While running a configure script before compiling an application on CentOS Linux I received an error regarding libdaemon which caused the configure script to fail. Using YUM I was able to list the available packages that included libdaemon in the name, install one, and then move past that error in the configure script. Below I show how to list packages using YUM with libdaemon in the name and then show example output of installing libdaemon-devel which is the package needed by the configure script.
While running a configure script before compiling an application on CentOS Linux I received an error noting that libgdbm could not be found. Below I display the actual error output that interrupted the configure script, how the correct RPM package to resolve the error was located, and the output of installing the new package on CentOS Linux via YUM.

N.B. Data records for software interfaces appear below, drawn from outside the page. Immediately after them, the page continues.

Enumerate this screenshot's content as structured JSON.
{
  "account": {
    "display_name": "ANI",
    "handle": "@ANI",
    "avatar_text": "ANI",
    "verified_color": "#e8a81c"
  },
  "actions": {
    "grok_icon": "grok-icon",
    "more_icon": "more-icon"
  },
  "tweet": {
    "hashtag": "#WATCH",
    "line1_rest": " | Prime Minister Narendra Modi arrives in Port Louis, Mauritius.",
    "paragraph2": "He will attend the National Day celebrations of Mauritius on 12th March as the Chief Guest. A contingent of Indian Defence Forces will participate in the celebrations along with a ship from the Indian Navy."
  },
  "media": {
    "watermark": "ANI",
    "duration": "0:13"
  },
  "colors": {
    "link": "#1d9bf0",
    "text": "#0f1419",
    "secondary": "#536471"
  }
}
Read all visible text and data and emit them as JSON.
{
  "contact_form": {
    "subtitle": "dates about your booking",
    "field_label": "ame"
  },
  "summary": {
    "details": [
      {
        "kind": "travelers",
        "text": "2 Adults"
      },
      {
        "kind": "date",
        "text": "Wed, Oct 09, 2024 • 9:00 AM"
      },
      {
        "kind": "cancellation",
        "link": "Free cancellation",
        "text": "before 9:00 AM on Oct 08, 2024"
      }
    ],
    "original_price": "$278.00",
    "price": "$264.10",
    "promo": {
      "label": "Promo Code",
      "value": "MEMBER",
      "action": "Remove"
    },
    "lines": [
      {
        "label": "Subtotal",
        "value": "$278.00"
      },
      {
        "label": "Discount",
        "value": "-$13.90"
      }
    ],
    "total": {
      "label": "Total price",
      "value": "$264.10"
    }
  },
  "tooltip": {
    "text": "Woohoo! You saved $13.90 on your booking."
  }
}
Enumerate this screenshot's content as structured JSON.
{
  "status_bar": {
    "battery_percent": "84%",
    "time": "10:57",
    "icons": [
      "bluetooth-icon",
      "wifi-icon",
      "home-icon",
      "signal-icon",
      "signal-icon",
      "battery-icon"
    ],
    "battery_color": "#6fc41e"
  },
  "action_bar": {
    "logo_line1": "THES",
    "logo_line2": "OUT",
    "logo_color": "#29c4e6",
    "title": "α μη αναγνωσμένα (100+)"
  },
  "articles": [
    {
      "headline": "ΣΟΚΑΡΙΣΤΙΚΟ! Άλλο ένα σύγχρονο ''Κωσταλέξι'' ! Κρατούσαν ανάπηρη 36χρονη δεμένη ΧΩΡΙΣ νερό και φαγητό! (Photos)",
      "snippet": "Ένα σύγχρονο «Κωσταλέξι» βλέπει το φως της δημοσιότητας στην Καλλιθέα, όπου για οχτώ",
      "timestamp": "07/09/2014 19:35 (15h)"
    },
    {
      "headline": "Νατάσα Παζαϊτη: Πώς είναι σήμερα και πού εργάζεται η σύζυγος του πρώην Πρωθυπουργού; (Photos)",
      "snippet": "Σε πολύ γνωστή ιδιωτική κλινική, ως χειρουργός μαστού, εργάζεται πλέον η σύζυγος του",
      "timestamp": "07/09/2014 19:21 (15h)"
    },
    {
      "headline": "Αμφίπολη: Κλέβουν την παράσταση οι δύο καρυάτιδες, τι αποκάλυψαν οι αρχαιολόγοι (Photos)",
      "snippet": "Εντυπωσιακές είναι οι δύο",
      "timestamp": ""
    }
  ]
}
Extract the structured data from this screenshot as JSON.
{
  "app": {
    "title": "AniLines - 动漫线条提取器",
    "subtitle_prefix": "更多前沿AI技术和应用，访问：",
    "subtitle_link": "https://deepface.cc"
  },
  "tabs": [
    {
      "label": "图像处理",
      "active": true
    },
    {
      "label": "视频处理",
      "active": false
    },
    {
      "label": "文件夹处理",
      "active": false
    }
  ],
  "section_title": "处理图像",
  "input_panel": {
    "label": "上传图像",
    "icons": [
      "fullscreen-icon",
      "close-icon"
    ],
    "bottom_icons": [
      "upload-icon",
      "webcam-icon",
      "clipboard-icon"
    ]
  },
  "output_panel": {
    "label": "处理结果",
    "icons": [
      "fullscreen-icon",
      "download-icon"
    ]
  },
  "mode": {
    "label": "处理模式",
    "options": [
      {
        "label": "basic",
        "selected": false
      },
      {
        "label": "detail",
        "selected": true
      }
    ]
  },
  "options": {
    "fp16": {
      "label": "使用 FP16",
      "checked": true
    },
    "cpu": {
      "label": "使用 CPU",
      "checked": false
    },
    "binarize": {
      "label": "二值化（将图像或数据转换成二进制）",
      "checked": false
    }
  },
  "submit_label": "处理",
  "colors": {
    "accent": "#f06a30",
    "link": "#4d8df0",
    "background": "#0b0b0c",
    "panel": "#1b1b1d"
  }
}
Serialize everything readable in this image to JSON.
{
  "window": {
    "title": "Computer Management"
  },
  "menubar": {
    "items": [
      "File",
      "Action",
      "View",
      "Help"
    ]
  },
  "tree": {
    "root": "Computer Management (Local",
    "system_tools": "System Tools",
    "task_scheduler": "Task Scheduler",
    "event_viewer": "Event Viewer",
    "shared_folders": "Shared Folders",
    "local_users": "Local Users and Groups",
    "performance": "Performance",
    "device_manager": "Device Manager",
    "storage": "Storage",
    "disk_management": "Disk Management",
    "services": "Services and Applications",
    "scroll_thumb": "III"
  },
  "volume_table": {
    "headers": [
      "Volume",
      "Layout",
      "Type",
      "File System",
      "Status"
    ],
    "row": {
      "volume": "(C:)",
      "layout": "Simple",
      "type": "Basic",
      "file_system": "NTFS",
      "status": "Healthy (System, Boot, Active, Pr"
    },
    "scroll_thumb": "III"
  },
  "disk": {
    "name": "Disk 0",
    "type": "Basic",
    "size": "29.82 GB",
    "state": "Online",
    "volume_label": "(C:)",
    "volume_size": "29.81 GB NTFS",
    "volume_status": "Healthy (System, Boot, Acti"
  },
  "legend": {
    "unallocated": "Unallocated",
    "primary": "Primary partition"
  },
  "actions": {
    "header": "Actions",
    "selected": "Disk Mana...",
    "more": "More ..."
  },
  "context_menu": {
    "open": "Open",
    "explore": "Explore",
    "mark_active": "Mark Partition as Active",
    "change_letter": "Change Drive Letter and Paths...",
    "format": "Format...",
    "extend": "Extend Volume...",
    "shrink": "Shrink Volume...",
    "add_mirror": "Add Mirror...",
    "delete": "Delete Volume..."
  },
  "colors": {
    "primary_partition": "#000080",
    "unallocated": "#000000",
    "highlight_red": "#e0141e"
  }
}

While running a configure script to eventually compile an application during testing on CentOS Linux I received an error stating that libexpat and/or libbsdxml could not be found. On CentOS you will only need to install libexpat-devel as shown in the below example following the output of the configure error and how we located what package installed libexpat via yum.
Not sure if Fortinet makes it impossible to find the FortiClient SSL VPN application for Mac OSX on purpose or not but it appears to be free for the simple client version so I wanted to provide a location to download the client easily. On Windows you can bring up Internet Explorer and make a SSL VPN connection easily but since IE is not available on OSX it is necessary to have the stand alone FortiClient SSL VPN application. Be careful if you are going to download the Fortinet FortiClient elsewhere as if it is anything other than the simple SSL VPN client it is really bloated.
So earlier today I noticed a discrepancy in traffic to question-defense.com and because of a previous incident I knew exactly where to look. Sure enough a similar attack had been performed which we are coining Search Engine Click Jacking. In this case we are sure that a single files permissions were left open and the attackers were able to write PHP into the file which caused traffic being referred to our site from many of the major search engines to be redirected to tenderloin.osa.pl. Our site is built using WordPress however any site built in PHP with incorrect permissions on any files are vulnerable to this type of attack. Below is more information about the attack, how to search for the attack, and a simple bash script that will remove the infected code from PHP files on your web site.